Task directions => Only text belongs in your copy of the listing below; reproduce it exactly and leave out the pictures.

Input data =>
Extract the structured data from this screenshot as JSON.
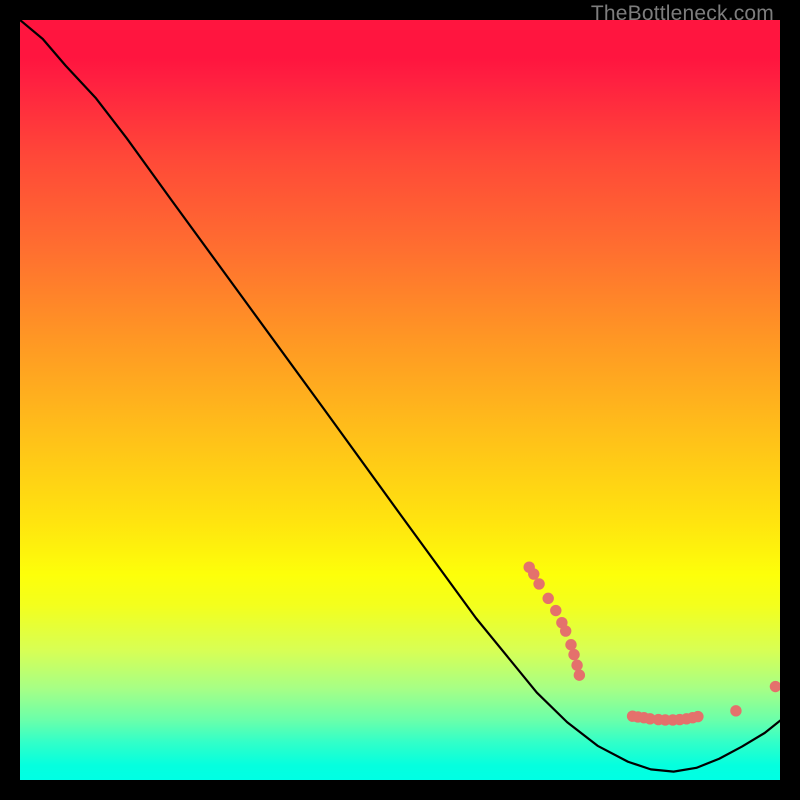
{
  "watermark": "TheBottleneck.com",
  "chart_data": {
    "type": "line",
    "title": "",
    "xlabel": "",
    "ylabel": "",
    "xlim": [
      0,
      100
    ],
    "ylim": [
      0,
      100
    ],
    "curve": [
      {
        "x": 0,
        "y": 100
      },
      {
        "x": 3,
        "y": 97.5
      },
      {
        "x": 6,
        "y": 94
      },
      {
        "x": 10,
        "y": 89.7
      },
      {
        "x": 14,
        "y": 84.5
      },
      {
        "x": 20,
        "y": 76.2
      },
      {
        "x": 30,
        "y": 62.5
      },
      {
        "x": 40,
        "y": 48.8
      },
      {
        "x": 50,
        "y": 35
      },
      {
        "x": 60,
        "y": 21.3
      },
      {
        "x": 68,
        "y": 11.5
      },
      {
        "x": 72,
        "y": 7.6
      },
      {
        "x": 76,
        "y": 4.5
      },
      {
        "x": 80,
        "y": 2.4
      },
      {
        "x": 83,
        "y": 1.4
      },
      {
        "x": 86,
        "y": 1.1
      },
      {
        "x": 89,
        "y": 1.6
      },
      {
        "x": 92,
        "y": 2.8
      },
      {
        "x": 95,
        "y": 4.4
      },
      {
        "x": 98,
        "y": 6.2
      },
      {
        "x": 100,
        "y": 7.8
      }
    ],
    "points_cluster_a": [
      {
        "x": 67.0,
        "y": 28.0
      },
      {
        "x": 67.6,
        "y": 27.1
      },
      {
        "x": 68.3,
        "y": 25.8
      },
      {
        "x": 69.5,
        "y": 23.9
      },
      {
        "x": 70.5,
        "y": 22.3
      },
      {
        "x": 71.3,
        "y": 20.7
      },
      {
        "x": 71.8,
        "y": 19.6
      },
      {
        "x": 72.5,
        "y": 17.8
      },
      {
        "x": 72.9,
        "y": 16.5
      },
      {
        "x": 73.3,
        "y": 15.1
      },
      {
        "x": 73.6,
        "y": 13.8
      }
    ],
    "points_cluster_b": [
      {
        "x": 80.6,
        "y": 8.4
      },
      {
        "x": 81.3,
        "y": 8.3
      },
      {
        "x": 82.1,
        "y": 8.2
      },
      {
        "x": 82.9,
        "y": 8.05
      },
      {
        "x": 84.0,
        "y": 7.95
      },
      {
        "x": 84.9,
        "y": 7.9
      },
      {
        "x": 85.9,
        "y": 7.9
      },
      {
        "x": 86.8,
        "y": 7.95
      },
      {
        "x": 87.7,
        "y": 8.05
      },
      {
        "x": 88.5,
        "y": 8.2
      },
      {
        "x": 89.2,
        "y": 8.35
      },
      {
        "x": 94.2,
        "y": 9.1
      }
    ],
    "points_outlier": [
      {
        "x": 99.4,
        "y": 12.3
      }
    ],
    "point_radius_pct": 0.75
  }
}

Written solution =>
Extract the structured data from this screenshot as JSON.
{
  "watermark": "TheBottleneck.com",
  "chart_data": {
    "type": "line",
    "title": "",
    "xlabel": "",
    "ylabel": "",
    "xlim": [
      0,
      100
    ],
    "ylim": [
      0,
      100
    ],
    "curve": [
      {
        "x": 0,
        "y": 100
      },
      {
        "x": 3,
        "y": 97.5
      },
      {
        "x": 6,
        "y": 94
      },
      {
        "x": 10,
        "y": 89.7
      },
      {
        "x": 14,
        "y": 84.5
      },
      {
        "x": 20,
        "y": 76.2
      },
      {
        "x": 30,
        "y": 62.5
      },
      {
        "x": 40,
        "y": 48.8
      },
      {
        "x": 50,
        "y": 35
      },
      {
        "x": 60,
        "y": 21.3
      },
      {
        "x": 68,
        "y": 11.5
      },
      {
        "x": 72,
        "y": 7.6
      },
      {
        "x": 76,
        "y": 4.5
      },
      {
        "x": 80,
        "y": 2.4
      },
      {
        "x": 83,
        "y": 1.4
      },
      {
        "x": 86,
        "y": 1.1
      },
      {
        "x": 89,
        "y": 1.6
      },
      {
        "x": 92,
        "y": 2.8
      },
      {
        "x": 95,
        "y": 4.4
      },
      {
        "x": 98,
        "y": 6.2
      },
      {
        "x": 100,
        "y": 7.8
      }
    ],
    "points_cluster_a": [
      {
        "x": 67.0,
        "y": 28.0
      },
      {
        "x": 67.6,
        "y": 27.1
      },
      {
        "x": 68.3,
        "y": 25.8
      },
      {
        "x": 69.5,
        "y": 23.9
      },
      {
        "x": 70.5,
        "y": 22.3
      },
      {
        "x": 71.3,
        "y": 20.7
      },
      {
        "x": 71.8,
        "y": 19.6
      },
      {
        "x": 72.5,
        "y": 17.8
      },
      {
        "x": 72.9,
        "y": 16.5
      },
      {
        "x": 73.3,
        "y": 15.1
      },
      {
        "x": 73.6,
        "y": 13.8
      }
    ],
    "points_cluster_b": [
      {
        "x": 80.6,
        "y": 8.4
      },
      {
        "x": 81.3,
        "y": 8.3
      },
      {
        "x": 82.1,
        "y": 8.2
      },
      {
        "x": 82.9,
        "y": 8.05
      },
      {
        "x": 84.0,
        "y": 7.95
      },
      {
        "x": 84.9,
        "y": 7.9
      },
      {
        "x": 85.9,
        "y": 7.9
      },
      {
        "x": 86.8,
        "y": 7.95
      },
      {
        "x": 87.7,
        "y": 8.05
      },
      {
        "x": 88.5,
        "y": 8.2
      },
      {
        "x": 89.2,
        "y": 8.35
      },
      {
        "x": 94.2,
        "y": 9.1
      }
    ],
    "points_outlier": [
      {
        "x": 99.4,
        "y": 12.3
      }
    ],
    "point_radius_pct": 0.75
  }
}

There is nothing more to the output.